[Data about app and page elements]
------
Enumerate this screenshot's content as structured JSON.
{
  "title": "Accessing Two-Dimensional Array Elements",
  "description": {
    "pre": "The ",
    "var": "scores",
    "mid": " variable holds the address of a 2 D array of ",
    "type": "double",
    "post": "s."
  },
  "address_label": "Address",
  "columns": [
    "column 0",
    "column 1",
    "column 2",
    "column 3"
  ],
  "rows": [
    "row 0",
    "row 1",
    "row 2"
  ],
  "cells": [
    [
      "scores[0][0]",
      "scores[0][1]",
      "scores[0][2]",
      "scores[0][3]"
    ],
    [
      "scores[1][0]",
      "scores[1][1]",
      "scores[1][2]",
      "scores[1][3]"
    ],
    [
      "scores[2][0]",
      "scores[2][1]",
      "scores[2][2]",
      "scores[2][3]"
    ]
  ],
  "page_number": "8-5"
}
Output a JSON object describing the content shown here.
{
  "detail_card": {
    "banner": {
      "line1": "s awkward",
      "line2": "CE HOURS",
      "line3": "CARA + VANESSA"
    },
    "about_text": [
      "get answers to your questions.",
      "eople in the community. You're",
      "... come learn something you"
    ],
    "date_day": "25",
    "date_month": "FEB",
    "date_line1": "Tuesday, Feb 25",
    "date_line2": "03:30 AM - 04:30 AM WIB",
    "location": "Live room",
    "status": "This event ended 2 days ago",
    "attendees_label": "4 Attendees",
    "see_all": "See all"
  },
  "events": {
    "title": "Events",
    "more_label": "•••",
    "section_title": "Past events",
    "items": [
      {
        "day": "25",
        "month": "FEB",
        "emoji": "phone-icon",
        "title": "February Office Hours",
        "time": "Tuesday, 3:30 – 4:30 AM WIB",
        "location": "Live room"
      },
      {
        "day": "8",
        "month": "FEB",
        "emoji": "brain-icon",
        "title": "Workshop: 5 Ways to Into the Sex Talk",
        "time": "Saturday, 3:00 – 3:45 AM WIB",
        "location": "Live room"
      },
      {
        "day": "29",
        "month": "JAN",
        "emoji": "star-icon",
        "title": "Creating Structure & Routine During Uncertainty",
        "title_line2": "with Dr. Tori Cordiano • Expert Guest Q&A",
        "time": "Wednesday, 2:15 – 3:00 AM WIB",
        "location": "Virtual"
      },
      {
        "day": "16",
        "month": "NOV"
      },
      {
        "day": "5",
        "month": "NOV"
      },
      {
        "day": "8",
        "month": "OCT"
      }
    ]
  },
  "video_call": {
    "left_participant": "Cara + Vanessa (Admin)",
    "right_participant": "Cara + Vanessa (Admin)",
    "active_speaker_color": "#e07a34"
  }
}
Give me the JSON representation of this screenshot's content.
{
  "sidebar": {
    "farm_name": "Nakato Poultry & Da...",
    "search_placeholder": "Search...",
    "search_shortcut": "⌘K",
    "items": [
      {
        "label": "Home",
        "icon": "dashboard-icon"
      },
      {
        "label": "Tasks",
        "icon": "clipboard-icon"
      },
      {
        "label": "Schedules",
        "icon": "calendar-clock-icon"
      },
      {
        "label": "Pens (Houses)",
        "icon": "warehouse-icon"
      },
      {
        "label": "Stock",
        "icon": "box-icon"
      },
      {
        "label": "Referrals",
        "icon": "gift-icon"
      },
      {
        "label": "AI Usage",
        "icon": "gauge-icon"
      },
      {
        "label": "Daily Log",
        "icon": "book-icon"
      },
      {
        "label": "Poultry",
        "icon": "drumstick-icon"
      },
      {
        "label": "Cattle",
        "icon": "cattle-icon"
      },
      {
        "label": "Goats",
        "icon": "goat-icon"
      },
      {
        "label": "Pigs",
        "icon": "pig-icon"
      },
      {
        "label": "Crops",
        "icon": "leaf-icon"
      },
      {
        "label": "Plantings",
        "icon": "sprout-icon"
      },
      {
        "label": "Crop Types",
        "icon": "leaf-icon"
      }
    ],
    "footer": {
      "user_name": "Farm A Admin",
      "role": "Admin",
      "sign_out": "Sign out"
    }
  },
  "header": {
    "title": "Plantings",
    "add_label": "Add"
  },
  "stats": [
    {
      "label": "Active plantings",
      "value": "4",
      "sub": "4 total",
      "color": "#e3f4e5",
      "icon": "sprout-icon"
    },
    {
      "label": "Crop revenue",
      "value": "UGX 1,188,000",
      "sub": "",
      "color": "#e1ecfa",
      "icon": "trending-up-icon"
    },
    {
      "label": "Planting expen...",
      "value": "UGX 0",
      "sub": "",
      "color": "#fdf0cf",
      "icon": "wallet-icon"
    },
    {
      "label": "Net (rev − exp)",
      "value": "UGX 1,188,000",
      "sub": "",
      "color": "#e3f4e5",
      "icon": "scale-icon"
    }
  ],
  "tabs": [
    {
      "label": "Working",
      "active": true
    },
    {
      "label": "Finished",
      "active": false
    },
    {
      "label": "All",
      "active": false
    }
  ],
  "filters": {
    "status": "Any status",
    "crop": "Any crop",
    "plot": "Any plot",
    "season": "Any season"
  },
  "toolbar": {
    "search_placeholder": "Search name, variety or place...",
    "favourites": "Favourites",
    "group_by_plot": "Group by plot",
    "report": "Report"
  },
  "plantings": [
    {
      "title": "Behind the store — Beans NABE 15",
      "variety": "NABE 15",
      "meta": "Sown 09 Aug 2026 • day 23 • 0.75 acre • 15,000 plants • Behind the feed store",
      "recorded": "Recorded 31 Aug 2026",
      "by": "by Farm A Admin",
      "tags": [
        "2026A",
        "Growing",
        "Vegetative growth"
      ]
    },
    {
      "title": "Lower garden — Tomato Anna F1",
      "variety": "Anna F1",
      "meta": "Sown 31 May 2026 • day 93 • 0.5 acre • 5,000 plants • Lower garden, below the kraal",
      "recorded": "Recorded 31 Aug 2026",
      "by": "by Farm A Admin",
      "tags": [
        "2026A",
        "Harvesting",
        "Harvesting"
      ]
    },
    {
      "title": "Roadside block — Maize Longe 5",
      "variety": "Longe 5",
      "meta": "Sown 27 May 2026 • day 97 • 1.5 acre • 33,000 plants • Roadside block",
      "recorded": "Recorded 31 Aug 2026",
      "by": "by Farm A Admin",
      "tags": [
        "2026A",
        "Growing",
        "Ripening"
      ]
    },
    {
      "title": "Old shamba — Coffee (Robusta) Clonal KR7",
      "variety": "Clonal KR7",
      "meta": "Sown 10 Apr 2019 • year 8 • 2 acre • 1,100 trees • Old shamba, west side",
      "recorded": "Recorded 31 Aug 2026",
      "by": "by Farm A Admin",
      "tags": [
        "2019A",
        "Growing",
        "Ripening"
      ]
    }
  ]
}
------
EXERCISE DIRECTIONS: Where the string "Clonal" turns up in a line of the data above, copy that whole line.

OUTPUT OF THE TASK:
      "title": "Old shamba — Coffee (Robusta) Clonal KR7",
      "variety": "Clonal KR7",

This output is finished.